Action item: The answer must give back every line of the data exactly, with no pictures.

Excerpts from an interface dataset
[Start of Attachment]
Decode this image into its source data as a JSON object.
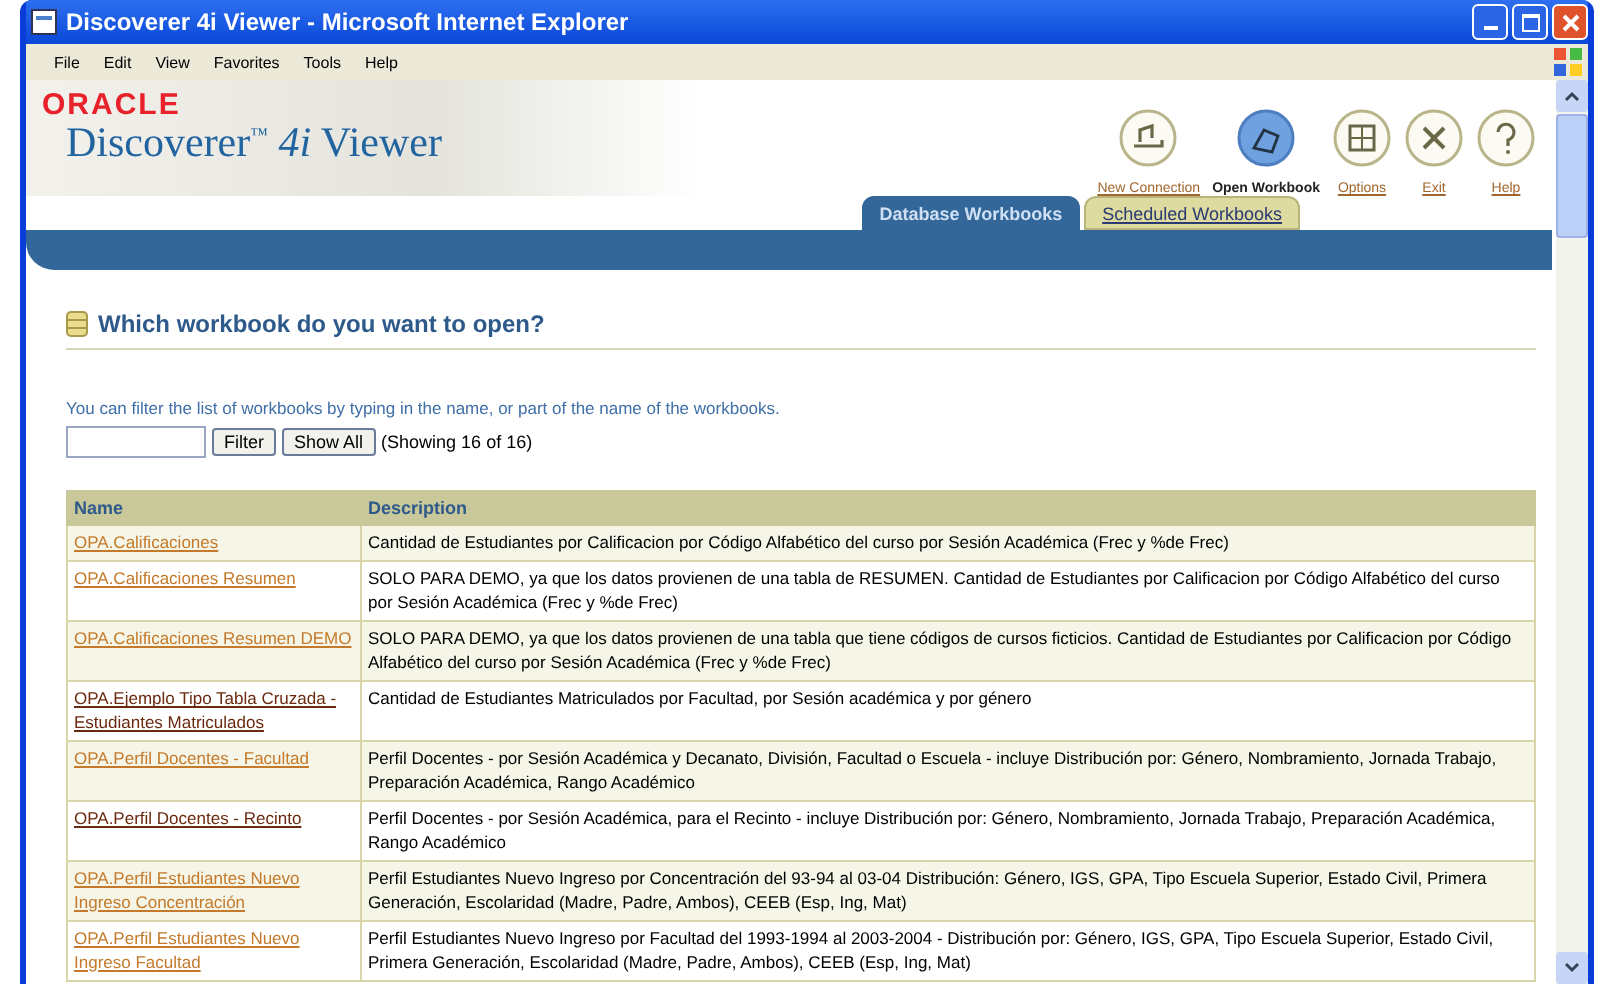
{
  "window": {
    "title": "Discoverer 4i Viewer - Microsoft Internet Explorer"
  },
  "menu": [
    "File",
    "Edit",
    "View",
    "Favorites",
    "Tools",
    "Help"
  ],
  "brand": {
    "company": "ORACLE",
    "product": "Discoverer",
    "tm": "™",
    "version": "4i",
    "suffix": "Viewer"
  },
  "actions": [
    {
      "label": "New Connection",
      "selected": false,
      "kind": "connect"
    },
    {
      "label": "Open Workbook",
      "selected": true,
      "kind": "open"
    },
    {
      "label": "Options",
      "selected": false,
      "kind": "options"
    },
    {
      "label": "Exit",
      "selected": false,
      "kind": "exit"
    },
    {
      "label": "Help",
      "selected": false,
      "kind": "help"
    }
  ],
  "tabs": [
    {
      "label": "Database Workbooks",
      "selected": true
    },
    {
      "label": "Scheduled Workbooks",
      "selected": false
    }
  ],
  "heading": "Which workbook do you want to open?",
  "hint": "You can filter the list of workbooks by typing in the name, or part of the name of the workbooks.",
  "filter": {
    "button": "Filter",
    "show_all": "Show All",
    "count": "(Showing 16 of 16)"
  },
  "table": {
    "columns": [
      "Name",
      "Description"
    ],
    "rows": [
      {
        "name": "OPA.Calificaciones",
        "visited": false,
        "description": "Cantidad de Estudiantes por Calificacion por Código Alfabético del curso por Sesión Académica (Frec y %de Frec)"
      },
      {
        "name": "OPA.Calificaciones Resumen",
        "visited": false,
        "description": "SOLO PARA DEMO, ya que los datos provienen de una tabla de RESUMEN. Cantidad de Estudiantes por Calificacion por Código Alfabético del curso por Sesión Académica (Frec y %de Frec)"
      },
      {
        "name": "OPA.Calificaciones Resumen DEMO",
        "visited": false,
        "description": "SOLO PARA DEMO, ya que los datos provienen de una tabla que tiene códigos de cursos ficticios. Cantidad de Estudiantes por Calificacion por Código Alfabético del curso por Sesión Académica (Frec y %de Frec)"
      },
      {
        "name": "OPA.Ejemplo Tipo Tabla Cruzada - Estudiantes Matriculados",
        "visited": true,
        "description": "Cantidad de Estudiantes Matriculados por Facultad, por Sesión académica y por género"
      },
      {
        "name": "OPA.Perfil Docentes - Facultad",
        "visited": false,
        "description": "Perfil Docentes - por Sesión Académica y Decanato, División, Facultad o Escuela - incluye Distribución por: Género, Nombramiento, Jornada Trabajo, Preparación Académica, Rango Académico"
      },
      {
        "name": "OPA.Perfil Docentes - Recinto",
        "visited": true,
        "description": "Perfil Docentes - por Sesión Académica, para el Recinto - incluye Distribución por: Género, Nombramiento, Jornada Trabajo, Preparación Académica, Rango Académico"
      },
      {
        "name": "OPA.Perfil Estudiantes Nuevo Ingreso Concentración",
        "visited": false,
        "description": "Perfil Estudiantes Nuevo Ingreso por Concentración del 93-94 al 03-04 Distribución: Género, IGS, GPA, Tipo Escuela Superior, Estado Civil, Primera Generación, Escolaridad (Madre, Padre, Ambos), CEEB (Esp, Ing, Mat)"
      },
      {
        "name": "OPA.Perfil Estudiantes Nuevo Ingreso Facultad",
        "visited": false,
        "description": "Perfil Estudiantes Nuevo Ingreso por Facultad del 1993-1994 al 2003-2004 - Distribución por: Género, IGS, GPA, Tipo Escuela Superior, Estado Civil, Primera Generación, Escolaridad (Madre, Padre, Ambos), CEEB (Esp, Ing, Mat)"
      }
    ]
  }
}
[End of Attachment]
Task result:
Decode this image into its source data as a JSON object.
{
  "window": {
    "title": "Discoverer 4i Viewer - Microsoft Internet Explorer"
  },
  "menu": [
    "File",
    "Edit",
    "View",
    "Favorites",
    "Tools",
    "Help"
  ],
  "brand": {
    "company": "ORACLE",
    "product": "Discoverer",
    "tm": "™",
    "version": "4i",
    "suffix": "Viewer"
  },
  "actions": [
    {
      "label": "New Connection",
      "selected": false,
      "kind": "connect"
    },
    {
      "label": "Open Workbook",
      "selected": true,
      "kind": "open"
    },
    {
      "label": "Options",
      "selected": false,
      "kind": "options"
    },
    {
      "label": "Exit",
      "selected": false,
      "kind": "exit"
    },
    {
      "label": "Help",
      "selected": false,
      "kind": "help"
    }
  ],
  "tabs": [
    {
      "label": "Database Workbooks",
      "selected": true
    },
    {
      "label": "Scheduled Workbooks",
      "selected": false
    }
  ],
  "heading": "Which workbook do you want to open?",
  "hint": "You can filter the list of workbooks by typing in the name, or part of the name of the workbooks.",
  "filter": {
    "button": "Filter",
    "show_all": "Show All",
    "count": "(Showing 16 of 16)"
  },
  "table": {
    "columns": [
      "Name",
      "Description"
    ],
    "rows": [
      {
        "name": "OPA.Calificaciones",
        "visited": false,
        "description": "Cantidad de Estudiantes por Calificacion por Código Alfabético del curso por Sesión Académica (Frec y %de Frec)"
      },
      {
        "name": "OPA.Calificaciones Resumen",
        "visited": false,
        "description": "SOLO PARA DEMO, ya que los datos provienen de una tabla de RESUMEN. Cantidad de Estudiantes por Calificacion por Código Alfabético del curso por Sesión Académica (Frec y %de Frec)"
      },
      {
        "name": "OPA.Calificaciones Resumen DEMO",
        "visited": false,
        "description": "SOLO PARA DEMO, ya que los datos provienen de una tabla que tiene códigos de cursos ficticios. Cantidad de Estudiantes por Calificacion por Código Alfabético del curso por Sesión Académica (Frec y %de Frec)"
      },
      {
        "name": "OPA.Ejemplo Tipo Tabla Cruzada - Estudiantes Matriculados",
        "visited": true,
        "description": "Cantidad de Estudiantes Matriculados por Facultad, por Sesión académica y por género"
      },
      {
        "name": "OPA.Perfil Docentes - Facultad",
        "visited": false,
        "description": "Perfil Docentes - por Sesión Académica y Decanato, División, Facultad o Escuela - incluye Distribución por: Género, Nombramiento, Jornada Trabajo, Preparación Académica, Rango Académico"
      },
      {
        "name": "OPA.Perfil Docentes - Recinto",
        "visited": true,
        "description": "Perfil Docentes - por Sesión Académica, para el Recinto - incluye Distribución por: Género, Nombramiento, Jornada Trabajo, Preparación Académica, Rango Académico"
      },
      {
        "name": "OPA.Perfil Estudiantes Nuevo Ingreso Concentración",
        "visited": false,
        "description": "Perfil Estudiantes Nuevo Ingreso por Concentración del 93-94 al 03-04 Distribución: Género, IGS, GPA, Tipo Escuela Superior, Estado Civil, Primera Generación, Escolaridad (Madre, Padre, Ambos), CEEB (Esp, Ing, Mat)"
      },
      {
        "name": "OPA.Perfil Estudiantes Nuevo Ingreso Facultad",
        "visited": false,
        "description": "Perfil Estudiantes Nuevo Ingreso por Facultad del 1993-1994 al 2003-2004 - Distribución por: Género, IGS, GPA, Tipo Escuela Superior, Estado Civil, Primera Generación, Escolaridad (Madre, Padre, Ambos), CEEB (Esp, Ing, Mat)"
      }
    ]
  }
}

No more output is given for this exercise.